Speaking to the Straight in his downtown offices, the Vancouver-born Wong is surrounded by art. Most of the framed works on the walls are by his sister, acclaimed printmaker Anna Wong. In his meeting room, a Chinese brush painting and a Northwest Coast Native carving address each other across the symbolic expanse of the conference table. "They represent me, my interests, and my respect for the artists."
Wong is not entirely happy with the appellation philanthropist. "I am really less a philanthropist than a public, social activist," he says. "Yes, I do give money we all do but I consider my main contribution to be my innovative approach to problem solving." Money, he adds, "is a very small element of creating good in the community. Money has to be translated into a useful purpose."

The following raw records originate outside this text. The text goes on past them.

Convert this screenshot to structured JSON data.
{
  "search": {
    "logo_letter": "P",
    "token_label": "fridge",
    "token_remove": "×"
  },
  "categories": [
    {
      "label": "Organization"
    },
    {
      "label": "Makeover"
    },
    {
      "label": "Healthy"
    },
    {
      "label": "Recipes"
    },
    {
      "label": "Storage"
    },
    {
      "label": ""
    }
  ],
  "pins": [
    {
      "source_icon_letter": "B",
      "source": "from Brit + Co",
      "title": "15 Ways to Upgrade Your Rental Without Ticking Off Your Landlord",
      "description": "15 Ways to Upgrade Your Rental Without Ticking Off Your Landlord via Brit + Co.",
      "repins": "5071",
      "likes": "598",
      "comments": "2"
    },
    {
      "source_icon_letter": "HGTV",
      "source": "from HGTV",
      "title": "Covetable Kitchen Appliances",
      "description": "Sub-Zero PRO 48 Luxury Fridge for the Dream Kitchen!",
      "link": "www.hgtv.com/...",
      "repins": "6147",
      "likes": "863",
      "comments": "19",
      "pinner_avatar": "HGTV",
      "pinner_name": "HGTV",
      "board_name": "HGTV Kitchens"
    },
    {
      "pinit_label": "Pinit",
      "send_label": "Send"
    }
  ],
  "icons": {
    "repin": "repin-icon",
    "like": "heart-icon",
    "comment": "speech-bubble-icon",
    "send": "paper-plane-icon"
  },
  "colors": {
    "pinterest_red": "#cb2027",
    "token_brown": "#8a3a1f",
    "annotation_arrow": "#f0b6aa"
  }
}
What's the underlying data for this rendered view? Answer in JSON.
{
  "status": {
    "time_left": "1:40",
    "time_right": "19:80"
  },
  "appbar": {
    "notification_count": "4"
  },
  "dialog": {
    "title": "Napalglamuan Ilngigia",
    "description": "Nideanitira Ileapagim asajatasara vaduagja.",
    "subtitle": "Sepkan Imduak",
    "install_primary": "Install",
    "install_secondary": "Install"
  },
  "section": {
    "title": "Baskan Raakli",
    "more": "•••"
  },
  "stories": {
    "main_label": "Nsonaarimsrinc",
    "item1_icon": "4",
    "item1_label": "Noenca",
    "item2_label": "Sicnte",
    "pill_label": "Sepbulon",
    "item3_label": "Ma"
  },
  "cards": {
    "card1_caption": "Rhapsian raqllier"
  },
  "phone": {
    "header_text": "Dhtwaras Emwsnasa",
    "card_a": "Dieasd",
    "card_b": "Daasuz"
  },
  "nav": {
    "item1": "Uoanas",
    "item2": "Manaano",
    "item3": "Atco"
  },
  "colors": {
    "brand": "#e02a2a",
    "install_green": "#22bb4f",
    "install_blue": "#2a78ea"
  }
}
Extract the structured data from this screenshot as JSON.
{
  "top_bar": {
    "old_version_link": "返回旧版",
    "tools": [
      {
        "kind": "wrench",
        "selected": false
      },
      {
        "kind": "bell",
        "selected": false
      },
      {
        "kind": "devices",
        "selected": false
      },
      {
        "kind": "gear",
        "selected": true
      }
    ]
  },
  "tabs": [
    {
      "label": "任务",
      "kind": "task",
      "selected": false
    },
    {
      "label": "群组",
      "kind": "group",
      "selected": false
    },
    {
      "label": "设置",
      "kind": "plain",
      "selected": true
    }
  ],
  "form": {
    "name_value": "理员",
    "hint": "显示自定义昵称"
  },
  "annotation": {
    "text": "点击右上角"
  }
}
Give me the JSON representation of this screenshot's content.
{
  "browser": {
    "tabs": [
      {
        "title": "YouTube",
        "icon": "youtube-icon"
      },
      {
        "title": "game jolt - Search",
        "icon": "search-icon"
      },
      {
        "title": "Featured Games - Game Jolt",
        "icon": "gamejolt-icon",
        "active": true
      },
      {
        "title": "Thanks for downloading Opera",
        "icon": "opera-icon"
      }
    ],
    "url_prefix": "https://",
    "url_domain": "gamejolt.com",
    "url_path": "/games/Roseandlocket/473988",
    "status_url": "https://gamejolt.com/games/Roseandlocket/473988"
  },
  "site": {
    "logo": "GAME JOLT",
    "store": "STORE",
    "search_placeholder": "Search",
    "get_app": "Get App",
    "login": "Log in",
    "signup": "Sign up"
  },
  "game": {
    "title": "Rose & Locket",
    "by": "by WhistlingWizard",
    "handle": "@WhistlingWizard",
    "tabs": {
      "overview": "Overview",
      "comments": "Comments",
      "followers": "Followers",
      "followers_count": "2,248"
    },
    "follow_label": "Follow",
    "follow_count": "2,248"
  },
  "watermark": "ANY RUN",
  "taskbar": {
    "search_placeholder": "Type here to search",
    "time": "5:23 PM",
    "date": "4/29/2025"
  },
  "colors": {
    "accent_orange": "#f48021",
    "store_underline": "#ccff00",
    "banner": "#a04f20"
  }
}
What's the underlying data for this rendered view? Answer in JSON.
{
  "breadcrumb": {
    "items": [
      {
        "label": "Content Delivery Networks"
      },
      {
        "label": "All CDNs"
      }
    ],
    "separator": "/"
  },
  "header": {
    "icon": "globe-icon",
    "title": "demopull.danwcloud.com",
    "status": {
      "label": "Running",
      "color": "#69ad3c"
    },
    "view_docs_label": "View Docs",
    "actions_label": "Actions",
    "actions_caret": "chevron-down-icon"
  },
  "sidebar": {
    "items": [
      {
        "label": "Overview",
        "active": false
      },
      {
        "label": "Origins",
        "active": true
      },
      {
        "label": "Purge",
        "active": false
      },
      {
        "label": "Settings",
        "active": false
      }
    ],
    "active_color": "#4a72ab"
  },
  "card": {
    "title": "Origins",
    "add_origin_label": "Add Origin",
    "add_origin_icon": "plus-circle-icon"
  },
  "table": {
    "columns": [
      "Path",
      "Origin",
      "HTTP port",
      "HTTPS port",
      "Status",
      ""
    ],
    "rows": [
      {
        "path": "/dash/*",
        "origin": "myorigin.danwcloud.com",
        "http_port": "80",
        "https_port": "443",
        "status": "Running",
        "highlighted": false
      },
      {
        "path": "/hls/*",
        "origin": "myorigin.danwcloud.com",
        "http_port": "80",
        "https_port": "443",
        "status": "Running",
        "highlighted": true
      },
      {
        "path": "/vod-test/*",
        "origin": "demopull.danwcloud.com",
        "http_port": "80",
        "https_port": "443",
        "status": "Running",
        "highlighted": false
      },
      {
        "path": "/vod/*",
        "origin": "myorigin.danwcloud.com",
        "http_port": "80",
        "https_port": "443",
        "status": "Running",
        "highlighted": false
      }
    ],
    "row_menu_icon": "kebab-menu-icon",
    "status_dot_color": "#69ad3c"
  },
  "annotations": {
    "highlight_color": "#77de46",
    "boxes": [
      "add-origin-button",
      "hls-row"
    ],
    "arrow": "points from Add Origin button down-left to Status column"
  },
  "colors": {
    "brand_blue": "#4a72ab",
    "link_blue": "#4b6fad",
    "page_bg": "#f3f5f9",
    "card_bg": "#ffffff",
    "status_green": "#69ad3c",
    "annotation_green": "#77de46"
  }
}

Arts Umbrella, Yishu magazine, the Vancouver Art Gallery, and Centre A have all benefited from Wong's generosity. So have a number of cultural initiatives in the Downtown Eastside, a recent focus of his community-building endeavours. He's been working on social projects there, and he also initiated the planned move of SFU's School of Contemporary Arts to the old Woodward's site. It's all part of a process of revitalization, he says. "By having a contemporary arts institution there, it allows that segment of our community to have a direct linkage to cultural development. And that's going to be very exciting."